Kevin Brennan Writes About What It's Like
My 2020 political diary, which I started on February 21, has now sprawled to almost 85,000 words, or the length of a typical novel. This is because much has happened.
I’m not even sure when I’ll end the thing. The day the election is called for one candidate or the other? New Years Eve? Inauguration Day, 2021? The day my mom gets the covid vaccine? Maybe events will dictate my choice, but all I know for sure is that 2020 has taught me, more than any year in my life, that assumptions of normality, safety, strength of national institutions, and freedom from the madness of crowds are false. It turns out, at this late date, that our country is really no different than any that has existed for a time on the face of the earth. All nations are run by humans, and humans are majorly screwed-up individuals. Each of us seems to have a seven-band graphic equalizer installed, set to different levels of pride, greed, wrath, envy, lust, gluttony, and sloth (or modern equivalents).
As 2020 has played out, our leaders have proven that what matters to them are not the much-vaunted “American values” but instead how to gain and cling to power and wealth. In the coming year we’re about to see how that all plays out in a string of Supreme Court decisions that will affect anyone and everyone in this country. (I, for one, stand to lose my health insurance.) We’re also about to see how our election system holds up to relentless, though disingenuous, attack. And we’re about to learn whether a third or more of our people are willing to use violence to achieve political goals.
But here’s question for you: Are you at all interested in reading a day book of 2020, a blow-by-blow account of all the things that happened along the way to make this the most infamous year since 1941?
I just watched a documentary about writer/historian Jon Meacham, who demonstrated that we’ve been in fixes like this before, but somehow I wasn’t comforted. We used to shoot and kill workers on strike. We ran Jim Crow as the law of the land for a hundred years. We put Japanese-Americans in camps and stole their assets. Hell, we committed genocide against the people who lived here for thousands of years before we arrived. We’re capable of all kinds of bad moves. Even now.

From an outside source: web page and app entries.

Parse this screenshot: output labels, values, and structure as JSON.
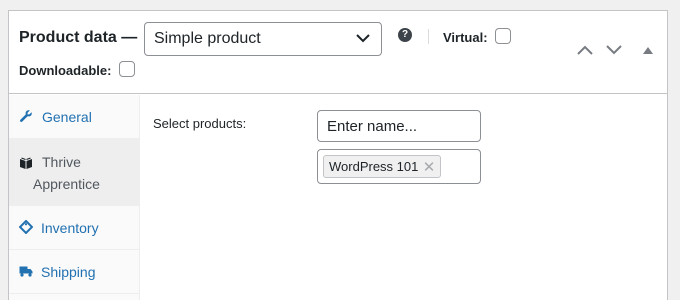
{
  "header": {
    "title": "Product data —",
    "product_type": {
      "selected": "Simple product"
    },
    "virtual_label": "Virtual:",
    "downloadable_label": "Downloadable:"
  },
  "tabs": [
    {
      "label": "General",
      "icon": "wrench-icon",
      "active": false
    },
    {
      "label_line1": "Thrive",
      "label_line2": "Apprentice",
      "icon": "book-icon",
      "active": true
    },
    {
      "label": "Inventory",
      "icon": "tag-icon",
      "active": false
    },
    {
      "label": "Shipping",
      "icon": "truck-icon",
      "active": false
    }
  ],
  "panel": {
    "select_label": "Select products:",
    "search_placeholder": "Enter name...",
    "selected_tags": [
      {
        "label": "WordPress 101"
      }
    ]
  },
  "colors": {
    "link": "#2271b1",
    "active_tab_bg": "#eeeeee",
    "border": "#c3c4c7",
    "text": "#1d2327"
  }
}
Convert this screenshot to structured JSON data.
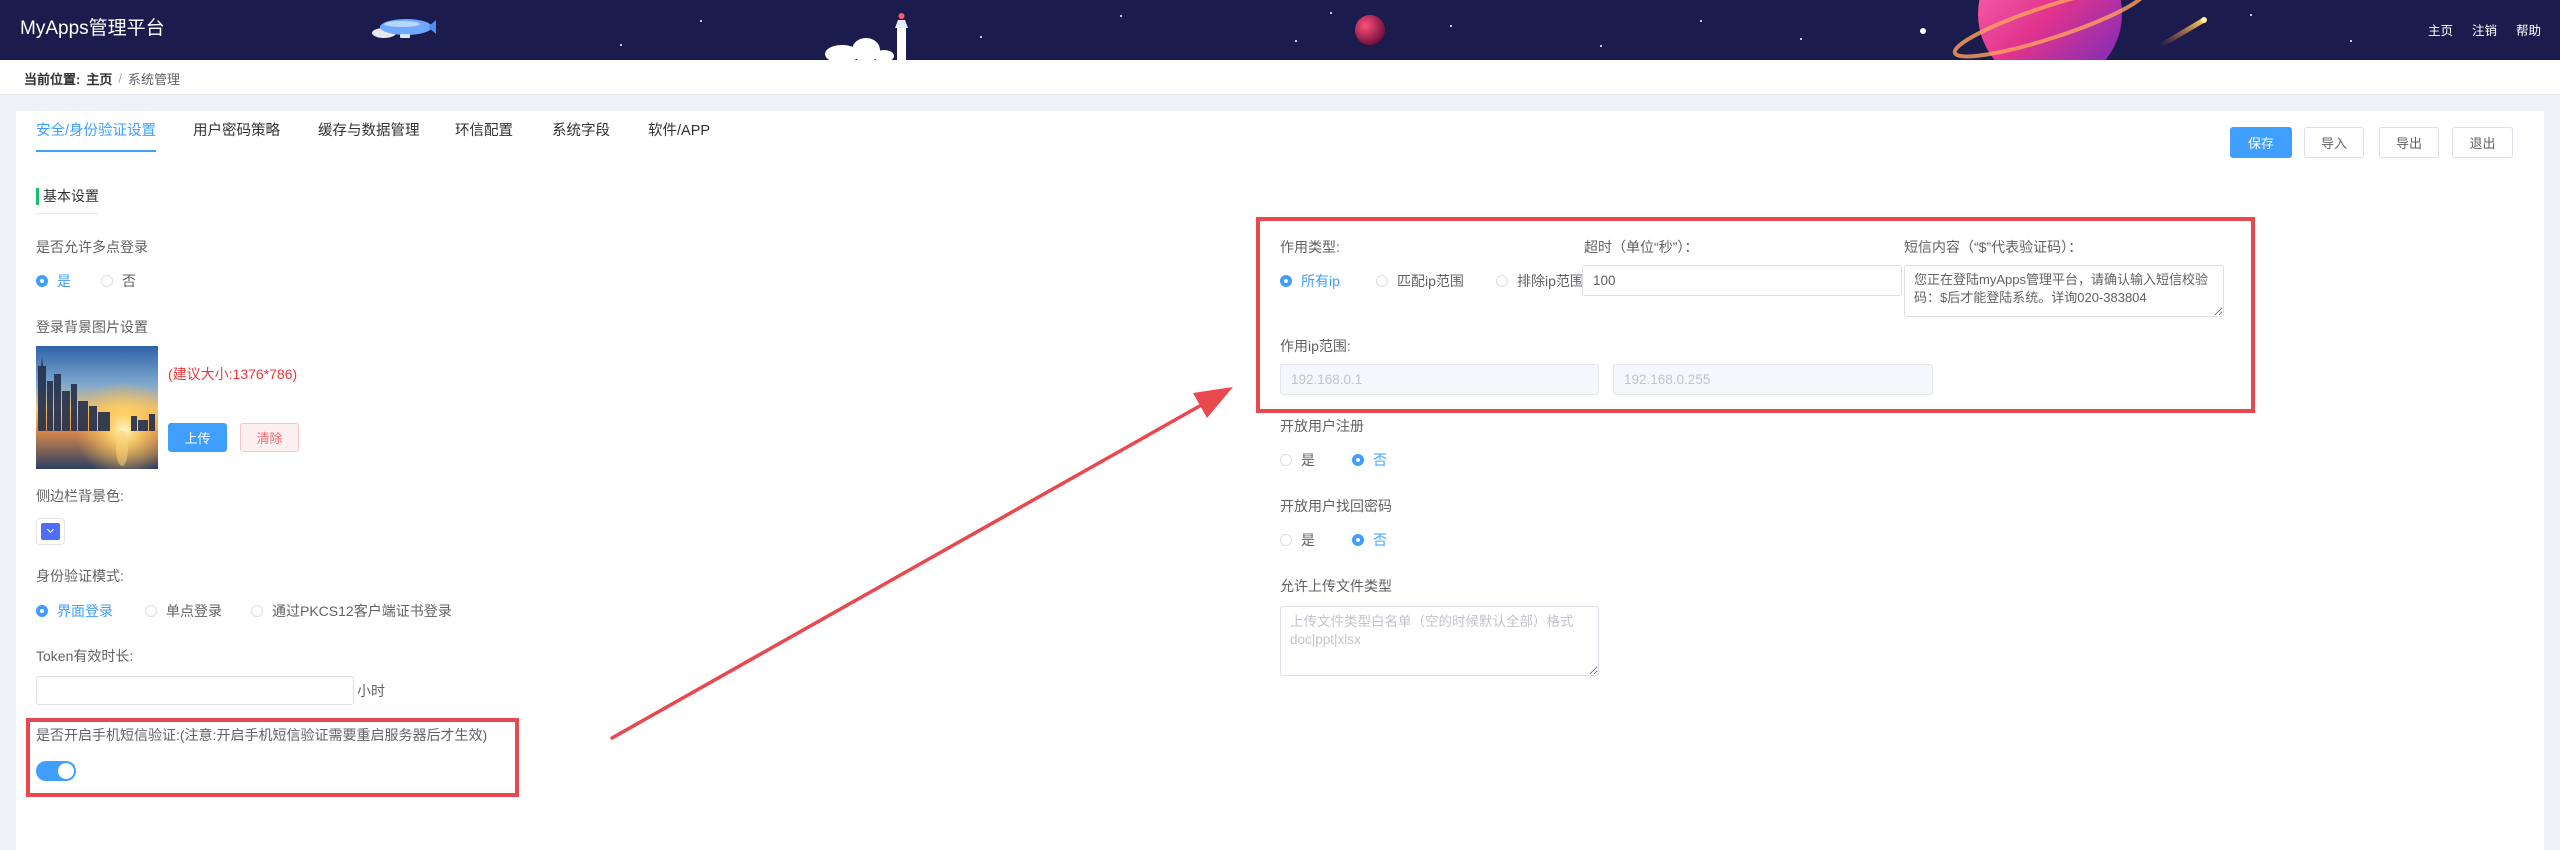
{
  "header": {
    "title": "MyApps管理平台",
    "nav": {
      "home": "主页",
      "logout": "注销",
      "help": "帮助"
    }
  },
  "breadcrumb": {
    "prefix": "当前位置:",
    "home": "主页",
    "separator": "/",
    "current": "系统管理"
  },
  "tabs": {
    "items": [
      "安全/身份验证设置",
      "用户密码策略",
      "缓存与数据管理",
      "环信配置",
      "系统字段",
      "软件/APP"
    ],
    "active": "安全/身份验证设置"
  },
  "toolbar": {
    "save": "保存",
    "import": "导入",
    "export": "导出",
    "exit": "退出"
  },
  "section": {
    "title": "基本设置"
  },
  "left": {
    "multi_login": {
      "label": "是否允许多点登录",
      "options": [
        "是",
        "否"
      ],
      "selected": "是"
    },
    "bg_image": {
      "label": "登录背景图片设置",
      "hint": "(建议大小:1376*786)",
      "upload": "上传",
      "clear": "清除"
    },
    "sidebar_color": {
      "label": "侧边栏背景色:"
    },
    "auth_mode": {
      "label": "身份验证模式:",
      "options": [
        "界面登录",
        "单点登录",
        "通过PKCS12客户端证书登录"
      ],
      "selected": "界面登录"
    },
    "token": {
      "label": "Token有效时长:",
      "value": "",
      "unit": "小时"
    },
    "sms": {
      "label": "是否开启手机短信验证:(注意:开启手机短信验证需要重启服务器后才生效)",
      "enabled": true
    }
  },
  "right": {
    "scope_type": {
      "label": "作用类型:",
      "options": [
        "所有ip",
        "匹配ip范围",
        "排除ip范围"
      ],
      "selected": "所有ip"
    },
    "timeout": {
      "label": "超时（单位“秒”）：",
      "value": "100"
    },
    "sms_content": {
      "label": "短信内容（“$”代表验证码）：",
      "value": "您正在登陆myApps管理平台，请确认输入短信校验码：$后才能登陆系统。详询020-383804"
    },
    "ip_range": {
      "label": "作用ip范围:",
      "start": "192.168.0.1",
      "end": "192.168.0.255"
    },
    "open_register": {
      "label": "开放用户注册",
      "options": [
        "是",
        "否"
      ],
      "selected": "否"
    },
    "open_recover": {
      "label": "开放用户找回密码",
      "options": [
        "是",
        "否"
      ],
      "selected": "否"
    },
    "upload_types": {
      "label": "允许上传文件类型",
      "value": "",
      "placeholder": "上传文件类型白名单（空的时候默认全部）格式doc|ppt|xlsx"
    }
  },
  "icons": {
    "color_picker": "chevron-down-icon"
  },
  "colors": {
    "header_bg": "#1c1b4d",
    "primary": "#409eff",
    "danger": "#f56c6c",
    "hint_red": "#f0383e",
    "annotation": "#e8484e",
    "section_bar": "#19be6b",
    "sidebar_swatch": "#4f6ef7"
  }
}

But here’s question for you: Are you at all interested in reading a day book of 2020, a blow-by-blow account of all the things that happened along the way to make this the most infamous year since 1941? Because, just for the documentation of it, I’m leaning toward publishing this thing when I finish it up. It seems kind of masochistic to want to review these morbid events, though I have tried to spruce it up with entertaining words. And I’ll be putting a warning on the cover that says: THIS BOOK CONTAINS POLITICAL OPINIONS.
The journal can stand as a record of “our American carnage,” but maybe it’s too much to ask to relive 2020 so soon after the wreckage of it washes up on the shores of 2021.